Leadership is impossible without integrity, and integrity is inconceivable without trust. Erwin Schwella explores the interconnections between these concepts in his latest blog. He concludes, quite starkly that the flip side – leadership corruption – is deadly and kills.
Keith Grint explores the collision of uncertainty, perceptions of leadership effectiveness, and decision-making in his latest ILA blog.
Are the terms leadership, leading, and leader simply too toxic to be useful anymore? ILA member Sharna Fabiano explores this provocative question in our latest blog.
In today’s VUCA world, leaders can’t simply “figure things out.” They must depend on colleagues and followers to provide needed information and expertise.
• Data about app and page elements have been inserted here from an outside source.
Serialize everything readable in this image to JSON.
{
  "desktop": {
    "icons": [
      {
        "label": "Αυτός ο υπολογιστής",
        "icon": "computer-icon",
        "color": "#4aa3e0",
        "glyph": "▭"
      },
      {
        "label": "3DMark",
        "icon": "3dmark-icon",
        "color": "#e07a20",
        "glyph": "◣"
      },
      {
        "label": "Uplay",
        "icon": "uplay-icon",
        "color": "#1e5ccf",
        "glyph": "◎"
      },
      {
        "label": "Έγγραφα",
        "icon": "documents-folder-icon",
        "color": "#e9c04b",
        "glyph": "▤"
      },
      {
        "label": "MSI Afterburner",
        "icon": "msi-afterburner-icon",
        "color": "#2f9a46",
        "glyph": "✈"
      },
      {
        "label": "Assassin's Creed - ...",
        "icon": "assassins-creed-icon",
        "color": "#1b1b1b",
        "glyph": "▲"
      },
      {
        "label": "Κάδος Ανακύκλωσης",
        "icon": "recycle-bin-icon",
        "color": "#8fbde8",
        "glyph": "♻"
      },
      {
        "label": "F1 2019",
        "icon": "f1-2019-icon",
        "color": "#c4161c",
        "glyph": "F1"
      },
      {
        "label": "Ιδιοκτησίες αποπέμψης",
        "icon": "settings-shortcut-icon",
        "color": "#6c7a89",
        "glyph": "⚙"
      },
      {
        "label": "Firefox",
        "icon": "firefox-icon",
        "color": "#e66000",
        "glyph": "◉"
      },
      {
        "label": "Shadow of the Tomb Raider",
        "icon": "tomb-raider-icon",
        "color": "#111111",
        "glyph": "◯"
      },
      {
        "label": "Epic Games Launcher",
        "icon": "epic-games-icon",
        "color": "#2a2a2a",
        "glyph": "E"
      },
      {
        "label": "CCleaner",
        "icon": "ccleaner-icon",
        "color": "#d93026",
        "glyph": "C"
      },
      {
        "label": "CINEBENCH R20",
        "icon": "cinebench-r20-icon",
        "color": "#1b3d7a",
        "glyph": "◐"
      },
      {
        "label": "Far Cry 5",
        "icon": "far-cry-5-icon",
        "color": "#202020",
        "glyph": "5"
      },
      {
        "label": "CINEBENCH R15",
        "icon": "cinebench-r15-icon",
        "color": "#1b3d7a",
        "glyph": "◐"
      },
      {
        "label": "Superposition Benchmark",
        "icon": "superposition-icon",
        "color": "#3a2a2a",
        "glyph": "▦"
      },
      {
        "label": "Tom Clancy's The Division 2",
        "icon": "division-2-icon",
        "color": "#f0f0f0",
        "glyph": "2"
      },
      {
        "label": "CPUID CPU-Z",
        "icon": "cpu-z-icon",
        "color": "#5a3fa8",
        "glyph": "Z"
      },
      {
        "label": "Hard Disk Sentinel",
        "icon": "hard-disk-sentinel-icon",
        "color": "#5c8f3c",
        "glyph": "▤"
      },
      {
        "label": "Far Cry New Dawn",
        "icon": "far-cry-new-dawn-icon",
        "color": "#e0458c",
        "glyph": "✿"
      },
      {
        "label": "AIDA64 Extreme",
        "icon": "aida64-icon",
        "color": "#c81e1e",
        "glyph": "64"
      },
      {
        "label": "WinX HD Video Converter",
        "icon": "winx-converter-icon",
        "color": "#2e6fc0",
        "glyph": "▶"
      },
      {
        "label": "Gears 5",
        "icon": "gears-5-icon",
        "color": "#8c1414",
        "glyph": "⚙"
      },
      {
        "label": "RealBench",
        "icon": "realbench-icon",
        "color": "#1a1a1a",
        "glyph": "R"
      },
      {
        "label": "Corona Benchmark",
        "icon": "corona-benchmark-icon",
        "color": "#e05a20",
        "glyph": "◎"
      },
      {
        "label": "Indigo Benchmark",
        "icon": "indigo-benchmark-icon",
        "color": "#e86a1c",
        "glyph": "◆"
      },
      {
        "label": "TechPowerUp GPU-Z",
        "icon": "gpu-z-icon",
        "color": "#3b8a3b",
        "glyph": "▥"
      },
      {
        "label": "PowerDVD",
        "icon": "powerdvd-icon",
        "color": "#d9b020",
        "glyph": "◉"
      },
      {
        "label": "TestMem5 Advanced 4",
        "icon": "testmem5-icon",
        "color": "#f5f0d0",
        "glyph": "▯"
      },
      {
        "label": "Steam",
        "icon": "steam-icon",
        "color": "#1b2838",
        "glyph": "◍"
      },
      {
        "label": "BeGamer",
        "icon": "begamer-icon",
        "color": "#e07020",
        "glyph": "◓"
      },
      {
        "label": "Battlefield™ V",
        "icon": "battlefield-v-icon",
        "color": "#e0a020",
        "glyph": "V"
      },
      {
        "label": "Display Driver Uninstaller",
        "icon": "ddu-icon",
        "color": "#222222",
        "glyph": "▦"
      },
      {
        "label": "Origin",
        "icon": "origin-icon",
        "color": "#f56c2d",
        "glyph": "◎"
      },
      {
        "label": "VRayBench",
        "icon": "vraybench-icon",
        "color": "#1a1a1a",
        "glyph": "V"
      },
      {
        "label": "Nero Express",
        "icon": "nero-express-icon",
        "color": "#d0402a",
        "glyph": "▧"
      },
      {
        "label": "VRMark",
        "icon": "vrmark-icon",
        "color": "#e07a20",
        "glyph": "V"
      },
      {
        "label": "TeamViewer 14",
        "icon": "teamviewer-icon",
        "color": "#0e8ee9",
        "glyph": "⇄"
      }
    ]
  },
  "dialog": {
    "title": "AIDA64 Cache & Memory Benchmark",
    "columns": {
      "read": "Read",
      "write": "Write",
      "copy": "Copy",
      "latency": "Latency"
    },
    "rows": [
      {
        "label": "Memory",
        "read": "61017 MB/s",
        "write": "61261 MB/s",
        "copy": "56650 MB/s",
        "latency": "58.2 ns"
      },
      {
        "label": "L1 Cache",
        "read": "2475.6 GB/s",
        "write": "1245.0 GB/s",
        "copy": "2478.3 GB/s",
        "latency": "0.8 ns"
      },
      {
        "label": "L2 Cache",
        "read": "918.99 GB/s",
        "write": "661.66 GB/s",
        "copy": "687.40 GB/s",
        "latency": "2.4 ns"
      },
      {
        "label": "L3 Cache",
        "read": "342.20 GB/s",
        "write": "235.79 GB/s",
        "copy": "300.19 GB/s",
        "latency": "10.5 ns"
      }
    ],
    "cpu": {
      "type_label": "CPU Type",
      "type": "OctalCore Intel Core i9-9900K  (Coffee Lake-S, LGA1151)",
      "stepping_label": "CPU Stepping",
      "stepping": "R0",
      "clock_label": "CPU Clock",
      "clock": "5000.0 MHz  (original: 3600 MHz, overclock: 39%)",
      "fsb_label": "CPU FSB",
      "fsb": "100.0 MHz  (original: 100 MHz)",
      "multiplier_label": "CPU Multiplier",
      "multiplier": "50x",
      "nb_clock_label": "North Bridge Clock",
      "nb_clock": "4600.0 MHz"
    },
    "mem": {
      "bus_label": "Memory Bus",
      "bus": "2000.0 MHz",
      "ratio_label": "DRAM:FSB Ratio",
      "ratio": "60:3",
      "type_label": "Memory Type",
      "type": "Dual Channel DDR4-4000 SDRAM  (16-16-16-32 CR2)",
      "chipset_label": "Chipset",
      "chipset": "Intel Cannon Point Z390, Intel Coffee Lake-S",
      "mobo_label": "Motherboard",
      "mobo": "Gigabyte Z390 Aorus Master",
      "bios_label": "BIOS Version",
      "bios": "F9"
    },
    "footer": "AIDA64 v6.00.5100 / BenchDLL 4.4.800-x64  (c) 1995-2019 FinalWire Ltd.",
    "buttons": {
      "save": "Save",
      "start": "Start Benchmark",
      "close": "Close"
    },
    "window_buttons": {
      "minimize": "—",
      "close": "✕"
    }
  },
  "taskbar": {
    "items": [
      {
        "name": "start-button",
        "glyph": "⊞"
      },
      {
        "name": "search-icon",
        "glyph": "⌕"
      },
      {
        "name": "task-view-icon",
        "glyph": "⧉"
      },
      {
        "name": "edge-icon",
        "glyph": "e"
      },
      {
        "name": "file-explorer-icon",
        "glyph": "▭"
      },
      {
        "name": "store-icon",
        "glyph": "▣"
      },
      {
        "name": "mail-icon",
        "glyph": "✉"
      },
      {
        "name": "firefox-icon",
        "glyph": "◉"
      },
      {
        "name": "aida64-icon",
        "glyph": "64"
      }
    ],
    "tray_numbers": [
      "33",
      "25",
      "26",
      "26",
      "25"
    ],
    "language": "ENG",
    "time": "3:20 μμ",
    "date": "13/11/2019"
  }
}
To be successful, Ed and Peter Schein argue, leaders must be humble and engage in humble inquiry.
Keith Grint ranges from Shakespeare’s Henry V to tweets from Donald Trump to expose the invisible privilege associated with being tall and the assumption that has long prevailed in human society that greater height correlates with attributions of leadership, particularly among men.
What is the significance of stories on our development as human beings and as leaders? Katherine Tyler Scott explores this provocative question.
ILA Fellow Erwin Schwella uses the case of General Jacob “Jackie” Selebi, the former National Commissioner of the South African Police Service to explore the personality traits and contexts that contribute to why public leaders fail.
Keith Grint explores the way color — in almost all its formats and embodiments — is deeply implicated in leadership whether in terms of how it’s signified and practiced, how it’s used to create and enforce status and hierarchy, and even how it’s used in certain leadership development models to code capacities.
When paradigms shift, leaders can’t rely on precedent – instead they must rely on wisdom. ILA Fellow Erwin Schwella explores how leaders obtain the wisdom they need to lead in today’s VUCA world.
Les Sylven discusses how daily meditative practice improved his effectiveness as a police officer and leader and asks whether the practice of meditation should be supported as a potential tool for all police officers and be placed in the curriculum of police leadership development programs.
As the rate of COVID vaccination increases globally, and as restrictions put in place to lower the risk of infection are gradually lifted, organizations will be faced with how they will adapt. Those responsible for leading what are imminent changes in their institutions are facing a huge challenge – the precarious nature of the change process.
ILA’s Leadership for the Greater Good blog is supported via a grant from the MetLife Foundation.